═══ Records provided
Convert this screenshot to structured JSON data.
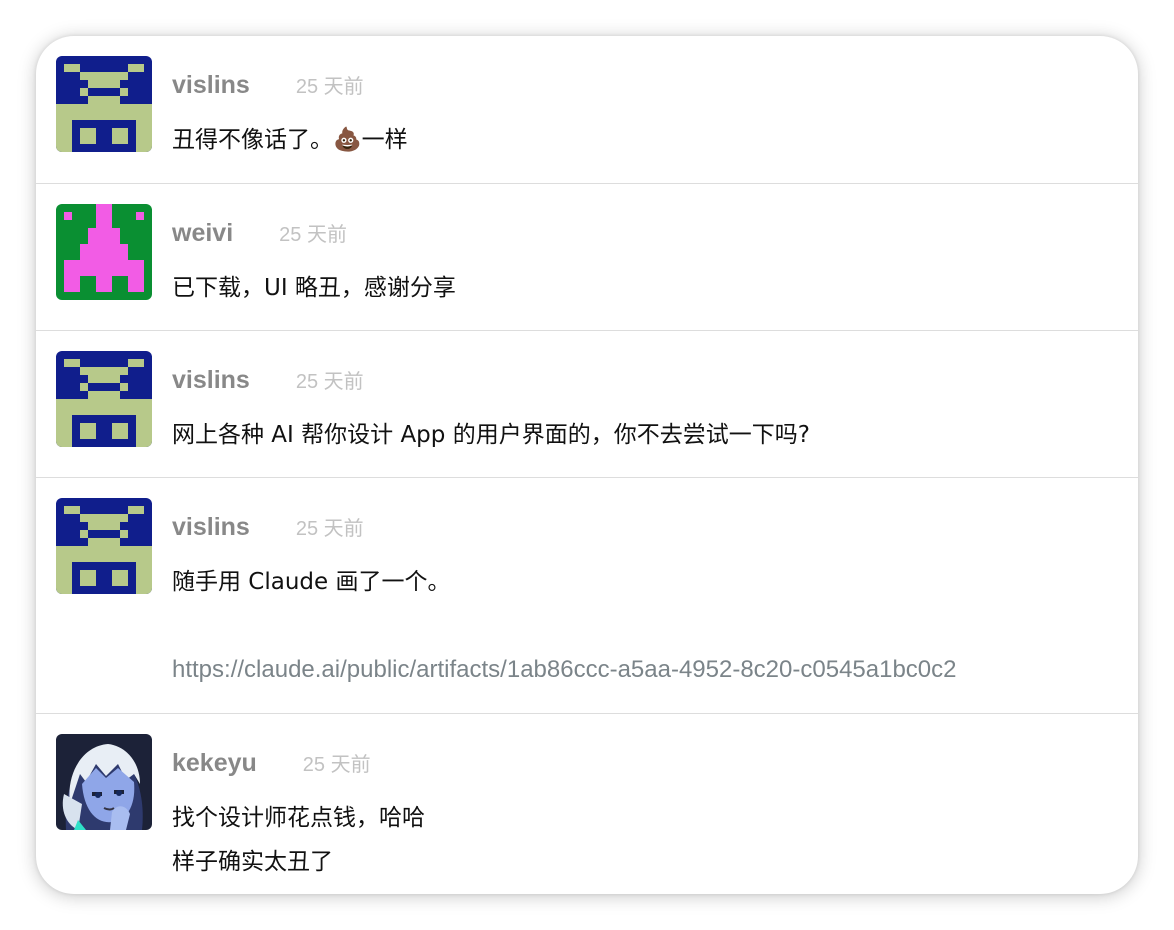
{
  "comments": [
    {
      "username": "vislins",
      "time": "25 天前",
      "lines": [
        "丑得不像话了。💩一样"
      ]
    },
    {
      "username": "weivi",
      "time": "25 天前",
      "lines": [
        "已下载，UI 略丑，感谢分享"
      ]
    },
    {
      "username": "vislins",
      "time": "25 天前",
      "lines": [
        "网上各种 AI 帮你设计 App 的用户界面的，你不去尝试一下吗?"
      ]
    },
    {
      "username": "vislins",
      "time": "25 天前",
      "lines": [
        "随手用 Claude 画了一个。"
      ],
      "link": "https://claude.ai/public/artifacts/1ab86ccc-a5aa-4952-8c20-c0545a1bc0c2"
    },
    {
      "username": "kekeyu",
      "time": "25 天前",
      "lines": [
        "找个设计师花点钱，哈哈",
        "样子确实太丑了"
      ]
    }
  ],
  "colors": {
    "invader_blue_bg": "#101e8c",
    "invader_blue_fg": "#b7c98a",
    "invader_green_bg": "#0a8f32",
    "invader_green_fg": "#f25ce5",
    "anime_bg": "#1c2238"
  },
  "icons": {
    "avatar_vislins": "space-invader-avatar-icon",
    "avatar_weivi": "space-invader-avatar-icon",
    "avatar_kekeyu": "anime-character-avatar-icon"
  }
}
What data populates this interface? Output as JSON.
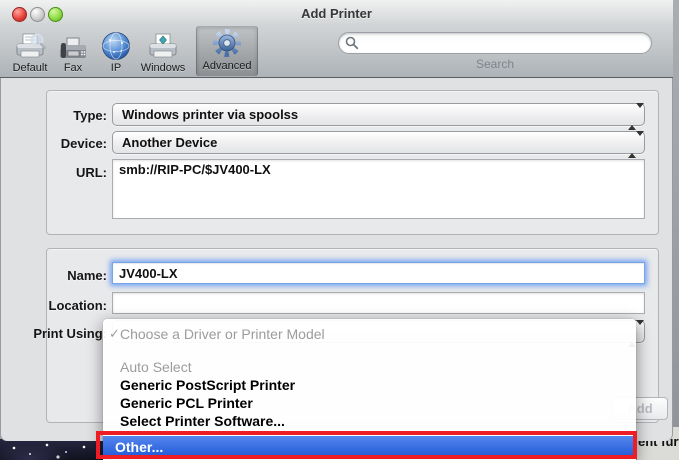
{
  "window": {
    "title": "Add Printer"
  },
  "toolbar": {
    "items": [
      {
        "label": "Default",
        "icon": "printer-search-icon"
      },
      {
        "label": "Fax",
        "icon": "fax-icon"
      },
      {
        "label": "IP",
        "icon": "globe-icon"
      },
      {
        "label": "Windows",
        "icon": "printer-windows-icon"
      },
      {
        "label": "Advanced",
        "icon": "gear-icon",
        "selected": true
      }
    ],
    "search_label": "Search"
  },
  "form": {
    "type": {
      "label": "Type:",
      "value": "Windows printer via spoolss"
    },
    "device": {
      "label": "Device:",
      "value": "Another Device"
    },
    "url": {
      "label": "URL:",
      "value": "smb://RIP-PC/$JV400-LX"
    },
    "name": {
      "label": "Name:",
      "value": "JV400-LX"
    },
    "location": {
      "label": "Location:",
      "value": ""
    },
    "print_using": {
      "label": "Print Using:"
    }
  },
  "driver_menu": {
    "checkmark": "✓",
    "items": [
      {
        "label": "Choose a Driver or Printer Model",
        "state": "checked-disabled"
      },
      {
        "label": "Auto Select",
        "state": "disabled"
      },
      {
        "label": "Generic PostScript Printer",
        "state": "normal"
      },
      {
        "label": "Generic PCL Printer",
        "state": "normal"
      },
      {
        "label": "Select Printer Software...",
        "state": "normal"
      },
      {
        "label": "Other...",
        "state": "highlighted"
      }
    ]
  },
  "buttons": {
    "add": "Add"
  },
  "background": {
    "clipped_text": "ent furth"
  },
  "colors": {
    "selection_blue": "#2d63dd",
    "annotation_red": "#ee1c25",
    "focus_ring": "#78a4e8",
    "menu_disabled_text": "#9c9c9c"
  }
}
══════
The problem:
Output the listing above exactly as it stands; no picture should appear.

Response:
Convert this screenshot to structured JSON data.
{
  "comments": [
    {
      "username": "vislins",
      "time": "25 天前",
      "lines": [
        "丑得不像话了。💩一样"
      ]
    },
    {
      "username": "weivi",
      "time": "25 天前",
      "lines": [
        "已下载，UI 略丑，感谢分享"
      ]
    },
    {
      "username": "vislins",
      "time": "25 天前",
      "lines": [
        "网上各种 AI 帮你设计 App 的用户界面的，你不去尝试一下吗?"
      ]
    },
    {
      "username": "vislins",
      "time": "25 天前",
      "lines": [
        "随手用 Claude 画了一个。"
      ],
      "link": "https://claude.ai/public/artifacts/1ab86ccc-a5aa-4952-8c20-c0545a1bc0c2"
    },
    {
      "username": "kekeyu",
      "time": "25 天前",
      "lines": [
        "找个设计师花点钱，哈哈",
        "样子确实太丑了"
      ]
    }
  ],
  "colors": {
    "invader_blue_bg": "#101e8c",
    "invader_blue_fg": "#b7c98a",
    "invader_green_bg": "#0a8f32",
    "invader_green_fg": "#f25ce5",
    "anime_bg": "#1c2238"
  },
  "icons": {
    "avatar_vislins": "space-invader-avatar-icon",
    "avatar_weivi": "space-invader-avatar-icon",
    "avatar_kekeyu": "anime-character-avatar-icon"
  }
}
What data populates this interface? Output as JSON.
{
  "window": {
    "title": "Add Printer"
  },
  "toolbar": {
    "items": [
      {
        "label": "Default",
        "icon": "printer-search-icon"
      },
      {
        "label": "Fax",
        "icon": "fax-icon"
      },
      {
        "label": "IP",
        "icon": "globe-icon"
      },
      {
        "label": "Windows",
        "icon": "printer-windows-icon"
      },
      {
        "label": "Advanced",
        "icon": "gear-icon",
        "selected": true
      }
    ],
    "search_label": "Search"
  },
  "form": {
    "type": {
      "label": "Type:",
      "value": "Windows printer via spoolss"
    },
    "device": {
      "label": "Device:",
      "value": "Another Device"
    },
    "url": {
      "label": "URL:",
      "value": "smb://RIP-PC/$JV400-LX"
    },
    "name": {
      "label": "Name:",
      "value": "JV400-LX"
    },
    "location": {
      "label": "Location:",
      "value": ""
    },
    "print_using": {
      "label": "Print Using:"
    }
  },
  "driver_menu": {
    "checkmark": "✓",
    "items": [
      {
        "label": "Choose a Driver or Printer Model",
        "state": "checked-disabled"
      },
      {
        "label": "Auto Select",
        "state": "disabled"
      },
      {
        "label": "Generic PostScript Printer",
        "state": "normal"
      },
      {
        "label": "Generic PCL Printer",
        "state": "normal"
      },
      {
        "label": "Select Printer Software...",
        "state": "normal"
      },
      {
        "label": "Other...",
        "state": "highlighted"
      }
    ]
  },
  "buttons": {
    "add": "Add"
  },
  "background": {
    "clipped_text": "ent furth"
  },
  "colors": {
    "selection_blue": "#2d63dd",
    "annotation_red": "#ee1c25",
    "focus_ring": "#78a4e8",
    "menu_disabled_text": "#9c9c9c"
  }
}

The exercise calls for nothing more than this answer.